++++ THE INPUT

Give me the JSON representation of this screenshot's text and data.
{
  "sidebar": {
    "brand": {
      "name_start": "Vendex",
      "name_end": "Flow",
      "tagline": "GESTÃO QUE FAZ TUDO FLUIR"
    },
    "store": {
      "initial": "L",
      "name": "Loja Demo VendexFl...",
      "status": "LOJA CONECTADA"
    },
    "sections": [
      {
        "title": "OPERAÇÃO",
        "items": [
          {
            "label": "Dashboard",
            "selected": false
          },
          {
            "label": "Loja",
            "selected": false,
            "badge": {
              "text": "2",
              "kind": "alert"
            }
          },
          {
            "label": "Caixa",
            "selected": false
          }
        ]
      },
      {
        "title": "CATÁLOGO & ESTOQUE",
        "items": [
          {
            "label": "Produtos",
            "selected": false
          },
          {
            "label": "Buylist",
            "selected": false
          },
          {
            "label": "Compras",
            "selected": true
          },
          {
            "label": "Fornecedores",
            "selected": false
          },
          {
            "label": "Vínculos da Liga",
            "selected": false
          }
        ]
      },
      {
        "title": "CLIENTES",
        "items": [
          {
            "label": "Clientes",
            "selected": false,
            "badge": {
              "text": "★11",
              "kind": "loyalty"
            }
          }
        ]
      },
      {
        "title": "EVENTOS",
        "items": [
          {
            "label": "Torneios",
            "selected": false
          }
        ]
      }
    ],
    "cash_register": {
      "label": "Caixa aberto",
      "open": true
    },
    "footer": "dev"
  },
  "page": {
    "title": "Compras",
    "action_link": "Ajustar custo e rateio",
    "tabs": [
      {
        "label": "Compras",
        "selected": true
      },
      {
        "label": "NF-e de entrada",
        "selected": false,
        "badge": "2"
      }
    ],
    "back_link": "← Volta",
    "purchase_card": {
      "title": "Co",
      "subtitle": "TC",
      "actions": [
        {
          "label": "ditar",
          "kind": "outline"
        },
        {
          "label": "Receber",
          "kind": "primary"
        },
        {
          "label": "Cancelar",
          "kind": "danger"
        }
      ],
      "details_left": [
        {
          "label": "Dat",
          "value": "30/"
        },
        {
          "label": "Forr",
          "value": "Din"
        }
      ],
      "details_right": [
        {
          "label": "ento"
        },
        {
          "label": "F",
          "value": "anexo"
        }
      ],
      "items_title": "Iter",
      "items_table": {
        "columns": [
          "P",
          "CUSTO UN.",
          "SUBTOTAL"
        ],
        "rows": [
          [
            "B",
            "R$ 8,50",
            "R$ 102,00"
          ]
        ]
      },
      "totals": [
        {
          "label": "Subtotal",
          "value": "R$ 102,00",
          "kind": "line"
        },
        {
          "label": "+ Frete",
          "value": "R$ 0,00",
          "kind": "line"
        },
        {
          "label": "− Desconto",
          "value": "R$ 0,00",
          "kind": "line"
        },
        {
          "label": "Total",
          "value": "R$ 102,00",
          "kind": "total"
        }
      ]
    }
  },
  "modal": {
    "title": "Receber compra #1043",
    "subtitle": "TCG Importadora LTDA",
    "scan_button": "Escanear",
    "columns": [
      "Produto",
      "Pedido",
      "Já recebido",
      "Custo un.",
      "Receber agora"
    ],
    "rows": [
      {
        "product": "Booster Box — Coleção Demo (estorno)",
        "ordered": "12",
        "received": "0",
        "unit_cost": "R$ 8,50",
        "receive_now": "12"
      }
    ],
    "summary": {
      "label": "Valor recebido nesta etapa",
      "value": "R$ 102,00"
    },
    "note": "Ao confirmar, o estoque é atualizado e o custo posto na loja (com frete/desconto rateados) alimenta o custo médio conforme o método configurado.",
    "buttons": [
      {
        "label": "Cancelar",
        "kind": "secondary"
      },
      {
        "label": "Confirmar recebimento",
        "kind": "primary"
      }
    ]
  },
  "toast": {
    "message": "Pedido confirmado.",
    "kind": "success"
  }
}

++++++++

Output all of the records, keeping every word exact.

§ RESPONSE TO THE EXERCISE:
Give me the JSON representation of this screenshot's text and data.
{
  "sidebar": {
    "brand": {
      "name_start": "Vendex",
      "name_end": "Flow",
      "tagline": "GESTÃO QUE FAZ TUDO FLUIR"
    },
    "store": {
      "initial": "L",
      "name": "Loja Demo VendexFl...",
      "status": "LOJA CONECTADA"
    },
    "sections": [
      {
        "title": "OPERAÇÃO",
        "items": [
          {
            "label": "Dashboard",
            "selected": false
          },
          {
            "label": "Loja",
            "selected": false,
            "badge": {
              "text": "2",
              "kind": "alert"
            }
          },
          {
            "label": "Caixa",
            "selected": false
          }
        ]
      },
      {
        "title": "CATÁLOGO & ESTOQUE",
        "items": [
          {
            "label": "Produtos",
            "selected": false
          },
          {
            "label": "Buylist",
            "selected": false
          },
          {
            "label": "Compras",
            "selected": true
          },
          {
            "label": "Fornecedores",
            "selected": false
          },
          {
            "label": "Vínculos da Liga",
            "selected": false
          }
        ]
      },
      {
        "title": "CLIENTES",
        "items": [
          {
            "label": "Clientes",
            "selected": false,
            "badge": {
              "text": "★11",
              "kind": "loyalty"
            }
          }
        ]
      },
      {
        "title": "EVENTOS",
        "items": [
          {
            "label": "Torneios",
            "selected": false
          }
        ]
      }
    ],
    "cash_register": {
      "label": "Caixa aberto",
      "open": true
    },
    "footer": "dev"
  },
  "page": {
    "title": "Compras",
    "action_link": "Ajustar custo e rateio",
    "tabs": [
      {
        "label": "Compras",
        "selected": true
      },
      {
        "label": "NF-e de entrada",
        "selected": false,
        "badge": "2"
      }
    ],
    "back_link": "← Volta",
    "purchase_card": {
      "title": "Co",
      "subtitle": "TC",
      "actions": [
        {
          "label": "ditar",
          "kind": "outline"
        },
        {
          "label": "Receber",
          "kind": "primary"
        },
        {
          "label": "Cancelar",
          "kind": "danger"
        }
      ],
      "details_left": [
        {
          "label": "Dat",
          "value": "30/"
        },
        {
          "label": "Forr",
          "value": "Din"
        }
      ],
      "details_right": [
        {
          "label": "ento"
        },
        {
          "label": "F",
          "value": "anexo"
        }
      ],
      "items_title": "Iter",
      "items_table": {
        "columns": [
          "P",
          "CUSTO UN.",
          "SUBTOTAL"
        ],
        "rows": [
          [
            "B",
            "R$ 8,50",
            "R$ 102,00"
          ]
        ]
      },
      "totals": [
        {
          "label": "Subtotal",
          "value": "R$ 102,00",
          "kind": "line"
        },
        {
          "label": "+ Frete",
          "value": "R$ 0,00",
          "kind": "line"
        },
        {
          "label": "− Desconto",
          "value": "R$ 0,00",
          "kind": "line"
        },
        {
          "label": "Total",
          "value": "R$ 102,00",
          "kind": "total"
        }
      ]
    }
  },
  "modal": {
    "title": "Receber compra #1043",
    "subtitle": "TCG Importadora LTDA",
    "scan_button": "Escanear",
    "columns": [
      "Produto",
      "Pedido",
      "Já recebido",
      "Custo un.",
      "Receber agora"
    ],
    "rows": [
      {
        "product": "Booster Box — Coleção Demo (estorno)",
        "ordered": "12",
        "received": "0",
        "unit_cost": "R$ 8,50",
        "receive_now": "12"
      }
    ],
    "summary": {
      "label": "Valor recebido nesta etapa",
      "value": "R$ 102,00"
    },
    "note": "Ao confirmar, o estoque é atualizado e o custo posto na loja (com frete/desconto rateados) alimenta o custo médio conforme o método configurado.",
    "buttons": [
      {
        "label": "Cancelar",
        "kind": "secondary"
      },
      {
        "label": "Confirmar recebimento",
        "kind": "primary"
      }
    ]
  },
  "toast": {
    "message": "Pedido confirmado.",
    "kind": "success"
  }
}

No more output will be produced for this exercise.